The College of Agricultural Engineering and Post Harvest Technology centre of the Utilization of Animal Energy (UAE) conducted front line demonstration of two designs of animal drawn improved plough. The demonstration was carried on terrace after rice harvest on fields of Roopnarayan Bhattarai, a farmer of village Samlik Marchak, east Sikkim. The CAEPHT plough (size = 200 mm) showed higher work rate of 0.03 hectare (300 sq.m) per hour at 45 kg draft than the conventional plough (work rate, sq.m/h=180 at 40 kg draft).
The CAEPHT plough weigh 5.5 kg with handle and without beam. It consists of double wings made of mild steel for surface tilting of ploughed soil and replaceable share of high carbon steel to penetrate and break open the soil. The plough body has in-built suction for easy penetration into the soil. The plough has been found to be best suitable for operation under moisture content of the soil (21.12% dry basis) in the field. At higher level of moisture content of soil with stubbles and weeds especially after harvest of rice formed clods/long slices of soil mass which has to be broken down prior to seeding. The conventional wooden clod crusher cum planker (size, m=01 and weight, kg=15) having dual wooden beam was operated twice for breaking clods and surface levelling of soil in the terrace. The work rate was found to be 0.04 ha (400 sq.m) per hour. The clods were broken to minimum average size of 25.4 mm. The moisture content of the soil prior to seeding was 20.5% (dry basis) at the layer in which the seed was placed by the furrow openers of the seed drill. The surface soil was dry at soil moisture content of 18.1% (dry basis) which acted as mulch to protect the soil moisture underneath. The seed drill was single row with fluted roller mechanism for metering of seed powered by ground drive wheel through sprocket and chain. The weight of the drill is 22 kg and its unit price is Rs. 2500/-. The seeding of wheat (variety- PB 343) was done at average row spacing of 228 mm and seeds were placed at average depth of 55 mm to ensure proper germination of seeds and sowing of crops. Prior to seeding the drill was calibrated for wheat at seed rate of 100 kg/ha. The work rate of drill was 0.03 ha (300 sq.m) per hour. The seed drill was demonstrated in 227 sq.m (two terraces).

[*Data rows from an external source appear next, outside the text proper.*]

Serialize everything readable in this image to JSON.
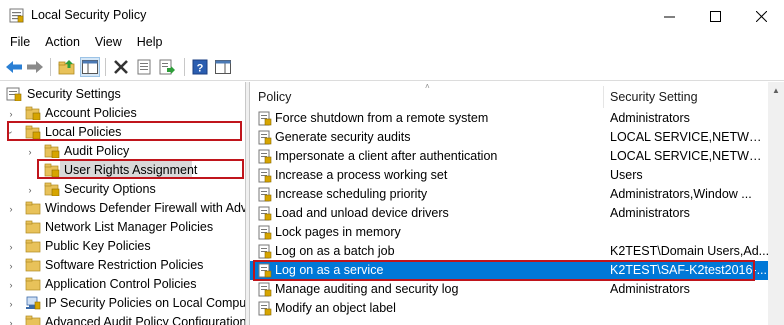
{
  "window": {
    "title": "Local Security Policy",
    "controls": {
      "minimize": "—",
      "maximize": "☐",
      "close": "✕"
    }
  },
  "menu": [
    "File",
    "Action",
    "View",
    "Help"
  ],
  "toolbar": {
    "buttons": [
      "back-arrow-icon",
      "forward-arrow-icon",
      "up-folder-icon",
      "show-tree-icon",
      "delete-icon",
      "properties-icon",
      "export-list-icon",
      "help-icon",
      "console-tree-icon"
    ]
  },
  "tree": {
    "root": "Security Settings",
    "items": [
      {
        "label": "Account Policies",
        "expanded": false,
        "level": 1
      },
      {
        "label": "Local Policies",
        "expanded": true,
        "level": 1
      },
      {
        "label": "Audit Policy",
        "expanded": false,
        "level": 2
      },
      {
        "label": "User Rights Assignment",
        "expanded": false,
        "level": 2,
        "selected": true
      },
      {
        "label": "Security Options",
        "expanded": false,
        "level": 2
      },
      {
        "label": "Windows Defender Firewall with Advan",
        "expanded": false,
        "level": 1
      },
      {
        "label": "Network List Manager Policies",
        "expanded": false,
        "level": 1
      },
      {
        "label": "Public Key Policies",
        "expanded": false,
        "level": 1
      },
      {
        "label": "Software Restriction Policies",
        "expanded": false,
        "level": 1
      },
      {
        "label": "Application Control Policies",
        "expanded": false,
        "level": 1
      },
      {
        "label": "IP Security Policies on Local Computer",
        "expanded": false,
        "level": 1
      },
      {
        "label": "Advanced Audit Policy Configuration",
        "expanded": false,
        "level": 1
      }
    ]
  },
  "list": {
    "columns": {
      "policy": "Policy",
      "setting": "Security Setting"
    },
    "rows": [
      {
        "policy": "Force shutdown from a remote system",
        "setting": "Administrators"
      },
      {
        "policy": "Generate security audits",
        "setting": "LOCAL SERVICE,NETWOR..."
      },
      {
        "policy": "Impersonate a client after authentication",
        "setting": "LOCAL SERVICE,NETWOR..."
      },
      {
        "policy": "Increase a process working set",
        "setting": "Users"
      },
      {
        "policy": "Increase scheduling priority",
        "setting": "Administrators,Window ..."
      },
      {
        "policy": "Load and unload device drivers",
        "setting": "Administrators"
      },
      {
        "policy": "Lock pages in memory",
        "setting": ""
      },
      {
        "policy": "Log on as a batch job",
        "setting": "K2TEST\\Domain Users,Ad..."
      },
      {
        "policy": "Log on as a service",
        "setting": "K2TEST\\SAF-K2test2016-...",
        "selected": true
      },
      {
        "policy": "Manage auditing and security log",
        "setting": "Administrators"
      },
      {
        "policy": "Modify an object label",
        "setting": ""
      }
    ]
  },
  "colors": {
    "selection": "#0078d7",
    "highlight_box": "#c0151c",
    "tree_selected": "#d9d9d9"
  }
}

The drill was developed for seeding different types of seeds with required adjustments for mustard, buck wheat and wheat. The furrow opener was attached to the tool frame by use of U clamps. The transport cum support wheels help for adjusting the depth of operation. The advantage of row seeding of wheat compared to the traditional method of hand broadcasting was explained to the farmer in terms of precise placement of seeds in proper depth, saving in seeds and uniform distribution in the entire field for proper germination, emergence, establishment and growth of crops. The improved package of practices including the life saving irrigations at critical stages of growth of crops was explained to the farmers.
The response of the farmer who willingly participated in the demonstration was satisfying as he expressed that row seeding of wheat with improve package of practices may yield 30-40 % higher compared to the traditional method of broadcasting (grain yield, t/ha=01). The response of other farmers for mechanical row seeding was found to be encouraging and many showed their willingness to opt for the technology with improved package of practices.
The programme was jointly organized by Dr. R.K Tiwari, Dr. N.S Chauhan and Dr. T.K Khura Principal Investigators of the AICRPS, UAE, FIM and ESA respectively.
(Courtesy: Sikkim Mail)